That’s a pretty compelling list, especially when you consider that Apple is eviscerating its own previous product rather than that of a rival. The claims don’t stop there though, as Apple says that due to the M1’s storage controller, SSD performance can be up to twice as fast as the old MacBook Air, while machine learning (so facial recognition and the like) are up to nine times the speed. CPU performance is three times faster, graphics are five times faster, and all of this while battery life has been extended so that you can get up to 15 hours of web browsing or 18 hours of video playback.
The M1 even gives the lamentable 720p FaceTime HD webcam a boost by reducing noise and improved camera image quality, something that has become an essential element in these days of endless Zoom calls.
There are some other improvements here and there, with WiFi 6 now standard and the tight integration with macOS Big Sur meaning that older apps should run on the new hardware without issue. The older MacBook Air will also be able to take advantage of new feature in
macOS Big Sur, but it’s clear that Apple is now gearing things towards the M1 powered devices, with the newly announced
Mac mini Silicon also now available. We look at the
M1 Mac mini vs Intel Mac mini in a separate article.
Of course, we’ll need to test these claims in our own full review, but Apple is usually pretty accurate when comparing its own products, so expect the new MacBook Air Silicon to deliver some truly impressive results compared to the Intel-based version of 2020. Early
benchmarks for the MacBook Air are promising so we have high hopes.
For more information about Apple Silicon read our
Guide To Apple Silicon And Apple’s ARM Mac plans. We also have this comparison of
Intel vs Apple Silicon. We also
compare the M1 MacBook Pro and the 2.0GHz MacBook Pro.
Here’s a breakdown of specifications for both models:
| ||MacBook Air Silicon||MacBook Air (2020)|

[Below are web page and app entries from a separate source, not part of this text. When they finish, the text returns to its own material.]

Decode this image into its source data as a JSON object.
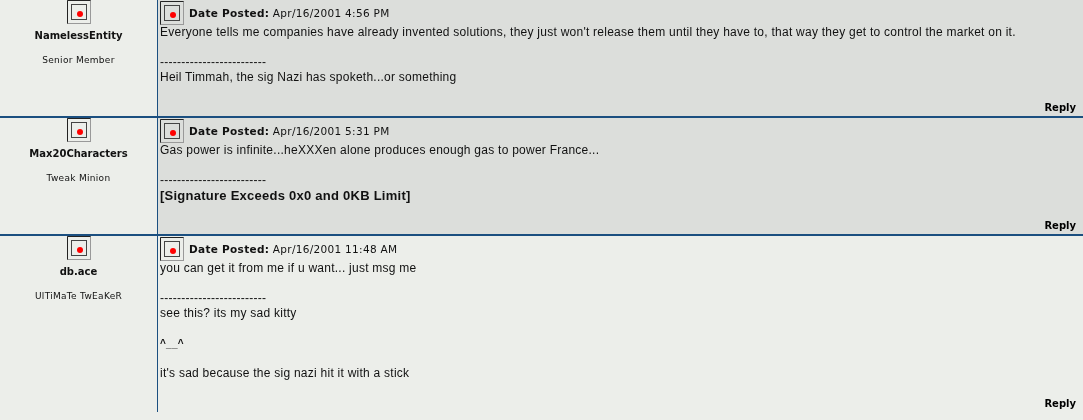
{
  "posts": [
    {
      "author": "NamelessEntity",
      "rank": "Senior Member",
      "date_label": "Date Posted:",
      "date": "Apr/16/2001 4:56 PM",
      "body": "Everyone tells me companies have already invented solutions, they just won't release them until they have to, that way they get to control the market on it.",
      "separator": "-------------------------",
      "signature": [
        {
          "kind": "plain",
          "text": "Heil Timmah, the sig Nazi has spoketh...or something"
        }
      ],
      "reply": "Reply",
      "shaded": true
    },
    {
      "author": "Max20Characters",
      "rank": "Tweak Minion",
      "date_label": "Date Posted:",
      "date": "Apr/16/2001 5:31 PM",
      "body": "Gas power is infinite...heXXXen alone produces enough gas to power France...",
      "separator": "-------------------------",
      "signature": [
        {
          "kind": "bold",
          "text": "[Signature Exceeds 0x0 and 0KB Limit]"
        }
      ],
      "reply": "Reply",
      "shaded": true
    },
    {
      "author": "db.ace",
      "rank": "UlTiMaTe TwEaKeR",
      "date_label": "Date Posted:",
      "date": "Apr/16/2001 11:48 AM",
      "body": "you can get it from me if u want... just msg me",
      "separator": "-------------------------",
      "signature": [
        {
          "kind": "plain",
          "text": "see this? its my sad kitty"
        },
        {
          "kind": "emote",
          "text": "^__^"
        },
        {
          "kind": "plain",
          "text": "it's sad because the sig nazi hit it with a stick"
        }
      ],
      "reply": "Reply",
      "shaded": false
    }
  ]
}
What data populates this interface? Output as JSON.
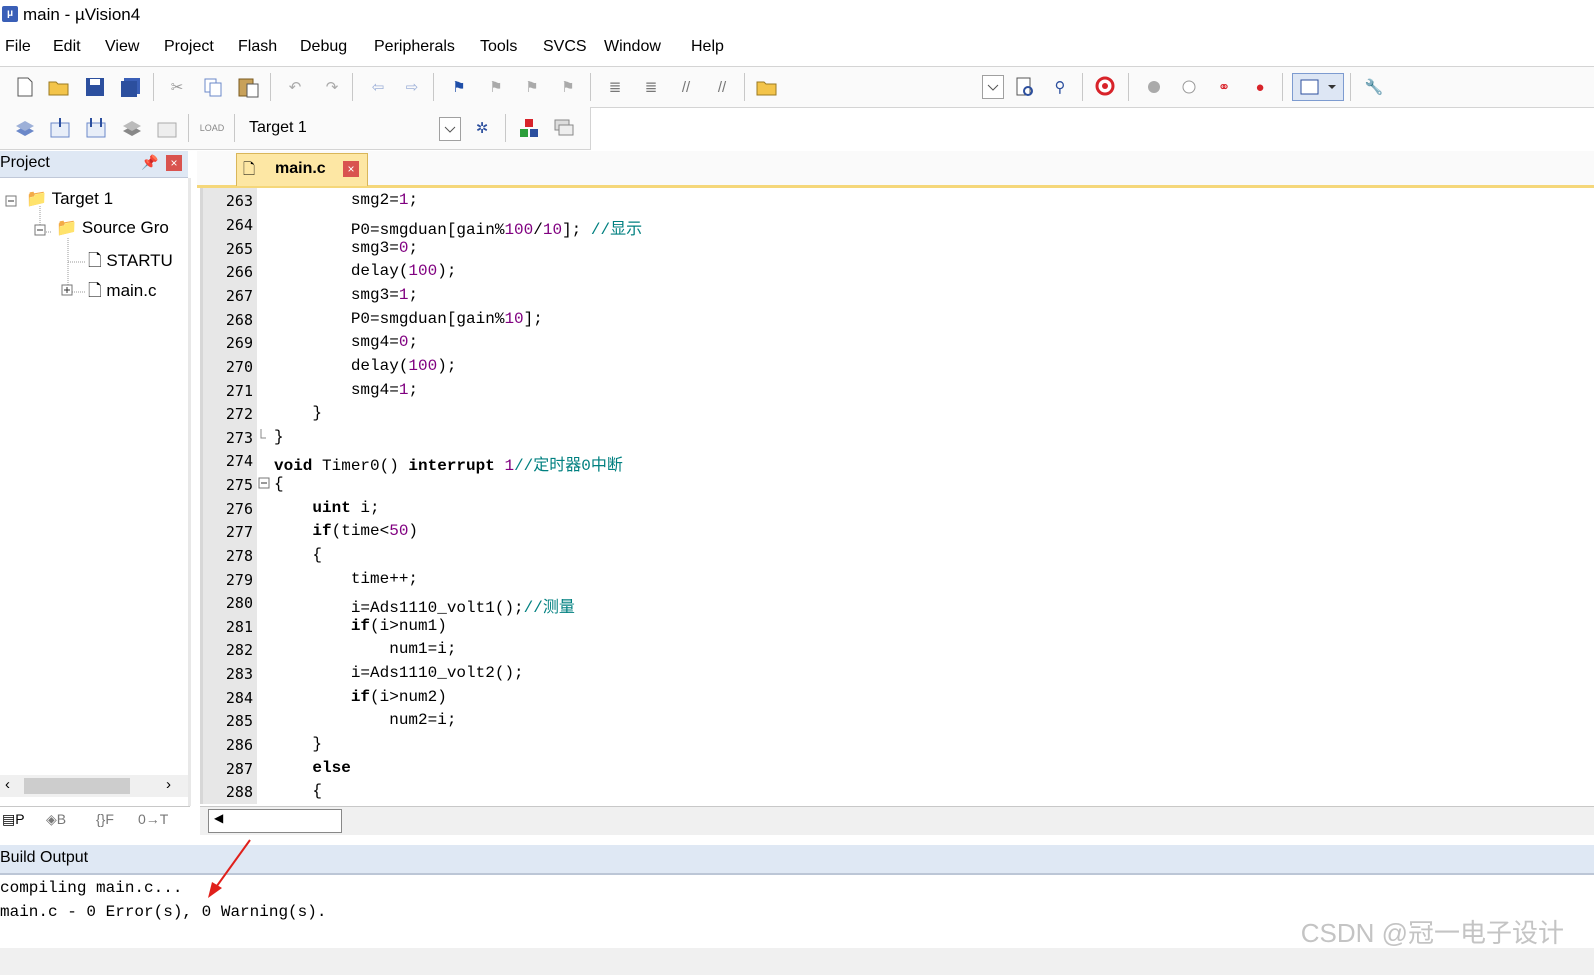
{
  "window": {
    "title": "main  - µVision4"
  },
  "menu": [
    "File",
    "Edit",
    "View",
    "Project",
    "Flash",
    "Debug",
    "Peripherals",
    "Tools",
    "SVCS",
    "Window",
    "Help"
  ],
  "toolbar2": {
    "target_select": "Target 1"
  },
  "project": {
    "header": "Project",
    "tree": [
      "Target 1",
      "Source Gro",
      "STARTU",
      "main.c"
    ],
    "tabs": [
      "P",
      "B",
      "F",
      "T"
    ]
  },
  "editor": {
    "tab": "main.c",
    "lines": [
      {
        "n": "263",
        "t": "        smg2=",
        "num": "1",
        ";": "",
        "rest": ";"
      },
      {
        "n": "264"
      },
      {
        "n": "265"
      },
      {
        "n": "266"
      },
      {
        "n": "267"
      },
      {
        "n": "268"
      },
      {
        "n": "269"
      },
      {
        "n": "270"
      },
      {
        "n": "271"
      },
      {
        "n": "272"
      },
      {
        "n": "273"
      },
      {
        "n": "274"
      },
      {
        "n": "275"
      },
      {
        "n": "276"
      },
      {
        "n": "277"
      },
      {
        "n": "278"
      },
      {
        "n": "279"
      },
      {
        "n": "280"
      },
      {
        "n": "281"
      },
      {
        "n": "282"
      },
      {
        "n": "283"
      },
      {
        "n": "284"
      },
      {
        "n": "285"
      },
      {
        "n": "286"
      },
      {
        "n": "287"
      },
      {
        "n": "288"
      }
    ],
    "code_text": [
      "        smg2=1;",
      "        P0=smgduan[gain%100/10]; //显示",
      "        smg3=0;",
      "        delay(100);",
      "        smg3=1;",
      "        P0=smgduan[gain%10];",
      "        smg4=0;",
      "        delay(100);",
      "        smg4=1;",
      "    }",
      "}",
      "void Timer0() interrupt 1//定时器0中断",
      "{",
      "    uint i;",
      "    if(time<50)",
      "    {",
      "        time++;",
      "        i=Ads1110_volt1();//测量",
      "        if(i>num1)",
      "            num1=i;",
      "        i=Ads1110_volt2();",
      "        if(i>num2)",
      "            num2=i;",
      "    }",
      "    else",
      "    {"
    ]
  },
  "build": {
    "header": "Build Output",
    "lines": [
      "compiling main.c...",
      "main.c - 0 Error(s), 0 Warning(s)."
    ]
  },
  "watermark": "CSDN @冠一电子设计",
  "colors": {
    "panel_header": "#dfe8f4",
    "tab_active": "#fde7a4",
    "comment": "#008080",
    "number": "#800080"
  }
}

|Display||13.3-inch LED IPS display; 2560-by-1600 resolution, 227ppi pixels, 400 nits brightness, Wide color (P3), True Tone technology||13.3-inch LED IPS display; 2560-by-1600 resolution, 227ppi pixels, True Tone technology|
|Processor||M1 SoC, 8-core CPU with 4 performance cores and 4 efficiency cores, 7-core GPU, 16-core Neural Engine||1.1GHz dual-core 10th-gen Intel Core i3|
|Memory||8GB (configurable to 16GB)||8GB (configurable to 16GB)|
|Storage||256GB, 512GB, 1TB or 2TB||256GB, 512GB, 1TB or 2TB|
|Graphics ||M1 7-core GPU||Intel Iris Plus|
|Ports||2xThunderbolt 3 /USB-C (USB4). 3.5mm headphone jack||2xThunderbolt 3/ USB-C, 3.5mm headphone jack|
|WiFi||WiFi 6||WiFi 5|
|Camera||720p FaceTime HD||720p FaceTime HD|
|Battery ||49.9‑watt‑hour lithium‑polymer battery||49.9‑watt‑hour lithium‑polymer battery|
|Operating system||macOS Big Sur||macOS Big Sur|
|Dimensons||304.1mm x 212.4mm x 4.1mm-16.1mm||304.1mm x 212.4mm x 4.1mm-16.1mm|
The new MacBook Air Silicon models look to be a huge step forward for the range, without adding higher prices or changing the classic, sleek design. There are possible teething problems ahead, as with any major change of hardware, but if the M1 processor lives up to even half of its potential then the new Airs will indeed fly.